■ **THE PROBLEM**
Give every line of the material again, exactly as written.

----- DATA FOR THIS EXERCISE -----

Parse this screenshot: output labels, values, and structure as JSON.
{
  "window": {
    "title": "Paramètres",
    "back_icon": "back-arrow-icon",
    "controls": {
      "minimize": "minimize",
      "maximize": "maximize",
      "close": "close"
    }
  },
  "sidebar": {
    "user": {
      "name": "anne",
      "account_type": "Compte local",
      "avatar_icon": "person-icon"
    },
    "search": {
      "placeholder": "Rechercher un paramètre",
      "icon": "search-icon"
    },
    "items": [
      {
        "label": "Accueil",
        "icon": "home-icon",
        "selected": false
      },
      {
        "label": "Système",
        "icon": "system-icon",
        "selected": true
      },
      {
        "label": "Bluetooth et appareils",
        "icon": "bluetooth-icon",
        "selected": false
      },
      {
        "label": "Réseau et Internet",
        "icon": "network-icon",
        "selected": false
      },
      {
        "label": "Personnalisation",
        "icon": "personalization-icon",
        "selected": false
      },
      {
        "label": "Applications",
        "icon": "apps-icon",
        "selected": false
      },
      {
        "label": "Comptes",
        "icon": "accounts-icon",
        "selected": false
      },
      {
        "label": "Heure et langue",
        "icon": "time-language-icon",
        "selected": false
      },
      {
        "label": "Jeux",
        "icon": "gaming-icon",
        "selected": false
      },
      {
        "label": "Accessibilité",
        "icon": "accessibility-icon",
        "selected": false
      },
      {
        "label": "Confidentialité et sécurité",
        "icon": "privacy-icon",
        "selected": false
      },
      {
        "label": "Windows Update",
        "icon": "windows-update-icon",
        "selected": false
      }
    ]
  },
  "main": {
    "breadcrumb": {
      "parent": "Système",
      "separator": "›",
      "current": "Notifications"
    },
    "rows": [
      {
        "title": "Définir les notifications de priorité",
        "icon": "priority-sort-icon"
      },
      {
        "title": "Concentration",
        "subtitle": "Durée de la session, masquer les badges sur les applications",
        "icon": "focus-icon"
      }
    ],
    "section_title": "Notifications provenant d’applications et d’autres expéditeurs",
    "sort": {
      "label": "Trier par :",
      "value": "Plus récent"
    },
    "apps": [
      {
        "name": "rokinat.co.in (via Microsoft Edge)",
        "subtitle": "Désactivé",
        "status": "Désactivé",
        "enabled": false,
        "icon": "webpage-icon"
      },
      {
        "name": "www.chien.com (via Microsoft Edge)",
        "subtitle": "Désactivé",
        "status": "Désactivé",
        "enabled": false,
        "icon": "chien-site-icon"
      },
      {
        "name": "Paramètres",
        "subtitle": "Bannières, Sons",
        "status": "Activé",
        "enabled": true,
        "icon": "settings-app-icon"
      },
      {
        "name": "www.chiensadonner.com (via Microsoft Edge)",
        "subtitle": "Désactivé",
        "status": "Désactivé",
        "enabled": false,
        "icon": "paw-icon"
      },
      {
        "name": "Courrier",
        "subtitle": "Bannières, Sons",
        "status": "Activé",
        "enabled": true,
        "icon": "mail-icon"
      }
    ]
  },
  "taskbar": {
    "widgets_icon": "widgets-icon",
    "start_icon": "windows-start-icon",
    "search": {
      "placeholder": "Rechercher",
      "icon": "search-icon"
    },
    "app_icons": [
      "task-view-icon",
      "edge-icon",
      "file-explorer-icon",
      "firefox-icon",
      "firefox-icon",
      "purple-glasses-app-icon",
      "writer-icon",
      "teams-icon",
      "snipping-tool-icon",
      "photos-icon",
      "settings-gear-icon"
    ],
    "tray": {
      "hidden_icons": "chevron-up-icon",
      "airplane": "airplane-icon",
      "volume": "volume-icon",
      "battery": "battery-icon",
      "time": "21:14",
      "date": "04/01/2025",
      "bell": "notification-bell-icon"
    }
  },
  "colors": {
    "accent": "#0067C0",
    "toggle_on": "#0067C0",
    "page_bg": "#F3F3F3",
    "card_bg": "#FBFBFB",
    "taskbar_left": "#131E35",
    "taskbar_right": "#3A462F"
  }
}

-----

■ **SOLVED PROBLEM**
Parse this screenshot: output labels, values, and structure as JSON.
{
  "window": {
    "title": "Paramètres",
    "back_icon": "back-arrow-icon",
    "controls": {
      "minimize": "minimize",
      "maximize": "maximize",
      "close": "close"
    }
  },
  "sidebar": {
    "user": {
      "name": "anne",
      "account_type": "Compte local",
      "avatar_icon": "person-icon"
    },
    "search": {
      "placeholder": "Rechercher un paramètre",
      "icon": "search-icon"
    },
    "items": [
      {
        "label": "Accueil",
        "icon": "home-icon",
        "selected": false
      },
      {
        "label": "Système",
        "icon": "system-icon",
        "selected": true
      },
      {
        "label": "Bluetooth et appareils",
        "icon": "bluetooth-icon",
        "selected": false
      },
      {
        "label": "Réseau et Internet",
        "icon": "network-icon",
        "selected": false
      },
      {
        "label": "Personnalisation",
        "icon": "personalization-icon",
        "selected": false
      },
      {
        "label": "Applications",
        "icon": "apps-icon",
        "selected": false
      },
      {
        "label": "Comptes",
        "icon": "accounts-icon",
        "selected": false
      },
      {
        "label": "Heure et langue",
        "icon": "time-language-icon",
        "selected": false
      },
      {
        "label": "Jeux",
        "icon": "gaming-icon",
        "selected": false
      },
      {
        "label": "Accessibilité",
        "icon": "accessibility-icon",
        "selected": false
      },
      {
        "label": "Confidentialité et sécurité",
        "icon": "privacy-icon",
        "selected": false
      },
      {
        "label": "Windows Update",
        "icon": "windows-update-icon",
        "selected": false
      }
    ]
  },
  "main": {
    "breadcrumb": {
      "parent": "Système",
      "separator": "›",
      "current": "Notifications"
    },
    "rows": [
      {
        "title": "Définir les notifications de priorité",
        "icon": "priority-sort-icon"
      },
      {
        "title": "Concentration",
        "subtitle": "Durée de la session, masquer les badges sur les applications",
        "icon": "focus-icon"
      }
    ],
    "section_title": "Notifications provenant d’applications et d’autres expéditeurs",
    "sort": {
      "label": "Trier par :",
      "value": "Plus récent"
    },
    "apps": [
      {
        "name": "rokinat.co.in (via Microsoft Edge)",
        "subtitle": "Désactivé",
        "status": "Désactivé",
        "enabled": false,
        "icon": "webpage-icon"
      },
      {
        "name": "www.chien.com (via Microsoft Edge)",
        "subtitle": "Désactivé",
        "status": "Désactivé",
        "enabled": false,
        "icon": "chien-site-icon"
      },
      {
        "name": "Paramètres",
        "subtitle": "Bannières, Sons",
        "status": "Activé",
        "enabled": true,
        "icon": "settings-app-icon"
      },
      {
        "name": "www.chiensadonner.com (via Microsoft Edge)",
        "subtitle": "Désactivé",
        "status": "Désactivé",
        "enabled": false,
        "icon": "paw-icon"
      },
      {
        "name": "Courrier",
        "subtitle": "Bannières, Sons",
        "status": "Activé",
        "enabled": true,
        "icon": "mail-icon"
      }
    ]
  },
  "taskbar": {
    "widgets_icon": "widgets-icon",
    "start_icon": "windows-start-icon",
    "search": {
      "placeholder": "Rechercher",
      "icon": "search-icon"
    },
    "app_icons": [
      "task-view-icon",
      "edge-icon",
      "file-explorer-icon",
      "firefox-icon",
      "firefox-icon",
      "purple-glasses-app-icon",
      "writer-icon",
      "teams-icon",
      "snipping-tool-icon",
      "photos-icon",
      "settings-gear-icon"
    ],
    "tray": {
      "hidden_icons": "chevron-up-icon",
      "airplane": "airplane-icon",
      "volume": "volume-icon",
      "battery": "battery-icon",
      "time": "21:14",
      "date": "04/01/2025",
      "bell": "notification-bell-icon"
    }
  },
  "colors": {
    "accent": "#0067C0",
    "toggle_on": "#0067C0",
    "page_bg": "#F3F3F3",
    "card_bg": "#FBFBFB",
    "taskbar_left": "#131E35",
    "taskbar_right": "#3A462F"
  }
}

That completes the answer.